What is the denotative and the connotative meanings of the poem? "She being Brand...(XIX) by E.E. Cummings. Which one do you think the poet was interested in conveying? What kind of audience would appreciate his poem the most?
1 Answer | Add Yours
An extended metaphor, e.e.cummings's "She being Brand..." is a delightfully satiric poem whose meaning is insistently and, yet humorously, suggestive of a sexual act. Audiences of some sophistication would surely enjoy the satire of human sexual parts and actions being compared to those of an automobile. a satire that draws upon the many advertisements which compare automobile ownership with male prowess. Then, too, young males would enjoy the erotic connotations. And, those males (and females) who love cars and their power-satisfying enticement and thrilling empowerment would, indeed, revel in the seductively erotic images that cummings creates albeit rather tongue-in-cheek.
Evocative of the Roaring Twenties in which human companionship, materialism, and sexual excitement were all chauffeured by the new machine that so befit this reckless era, cummings's persona describes his acts with a "brand-new" female as though he were preparing to drive a car of the time period, a vehicle of freedom, rebellion, fancy, and titillation.
One satiric example in which the new woman is likened to the man's automobile is in these lines:
careful of her and(havingthoroughly oiled the universal
joint tested my gas felt of
her radiator made sure her springs were O.K
For, those days, drivers had to first oil the crankcase, then lift up the car's floor and grease the universal joint prior to any excursion. This preparation (foreplay) and "coupling" of the shaft with the universal joint" is ironically imitative of Renaissance poems that made reference to pudendum.
This verse of cummings is one of several such poems, ironic when one considers the Puritanical views of his father.

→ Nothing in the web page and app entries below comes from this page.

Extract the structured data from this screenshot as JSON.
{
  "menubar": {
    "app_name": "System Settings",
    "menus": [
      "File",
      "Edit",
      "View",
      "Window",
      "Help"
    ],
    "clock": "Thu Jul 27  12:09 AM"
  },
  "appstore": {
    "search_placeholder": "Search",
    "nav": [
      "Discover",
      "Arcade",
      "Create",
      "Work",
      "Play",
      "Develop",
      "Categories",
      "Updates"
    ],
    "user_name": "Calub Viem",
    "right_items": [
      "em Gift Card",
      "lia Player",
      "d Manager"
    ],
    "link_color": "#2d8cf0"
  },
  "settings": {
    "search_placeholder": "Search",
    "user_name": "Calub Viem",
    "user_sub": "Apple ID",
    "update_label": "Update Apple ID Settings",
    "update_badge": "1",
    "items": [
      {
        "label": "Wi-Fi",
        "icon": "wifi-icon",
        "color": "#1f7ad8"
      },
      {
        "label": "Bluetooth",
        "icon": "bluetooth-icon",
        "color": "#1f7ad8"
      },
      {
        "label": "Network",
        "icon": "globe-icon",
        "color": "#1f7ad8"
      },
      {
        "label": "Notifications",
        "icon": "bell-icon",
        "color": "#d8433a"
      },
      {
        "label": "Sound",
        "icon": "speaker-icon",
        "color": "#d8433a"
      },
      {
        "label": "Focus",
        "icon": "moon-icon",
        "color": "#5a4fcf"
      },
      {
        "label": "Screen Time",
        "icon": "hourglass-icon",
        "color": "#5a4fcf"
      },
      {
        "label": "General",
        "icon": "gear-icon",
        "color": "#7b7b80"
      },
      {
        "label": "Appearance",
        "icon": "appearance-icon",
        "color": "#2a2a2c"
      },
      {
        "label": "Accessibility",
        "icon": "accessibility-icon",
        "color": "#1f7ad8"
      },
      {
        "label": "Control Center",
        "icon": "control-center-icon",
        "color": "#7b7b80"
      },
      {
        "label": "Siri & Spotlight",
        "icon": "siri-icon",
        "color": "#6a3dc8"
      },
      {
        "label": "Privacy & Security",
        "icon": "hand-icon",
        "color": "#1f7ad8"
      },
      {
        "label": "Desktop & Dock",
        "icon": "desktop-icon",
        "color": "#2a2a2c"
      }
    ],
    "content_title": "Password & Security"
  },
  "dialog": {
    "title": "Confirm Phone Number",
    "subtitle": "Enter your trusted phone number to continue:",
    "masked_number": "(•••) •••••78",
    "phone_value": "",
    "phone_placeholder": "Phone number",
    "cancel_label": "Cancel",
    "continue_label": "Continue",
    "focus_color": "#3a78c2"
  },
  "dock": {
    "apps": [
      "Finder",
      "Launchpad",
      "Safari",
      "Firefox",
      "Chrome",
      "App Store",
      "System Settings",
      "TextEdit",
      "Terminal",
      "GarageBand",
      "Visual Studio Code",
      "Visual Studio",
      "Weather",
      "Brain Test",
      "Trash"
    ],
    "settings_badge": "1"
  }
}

Thus, the poet himself enjoys a certain freedom and rebellion in the composition of such a poem.
We’ve answered 318,931 questions. We can answer yours, too.Ask a question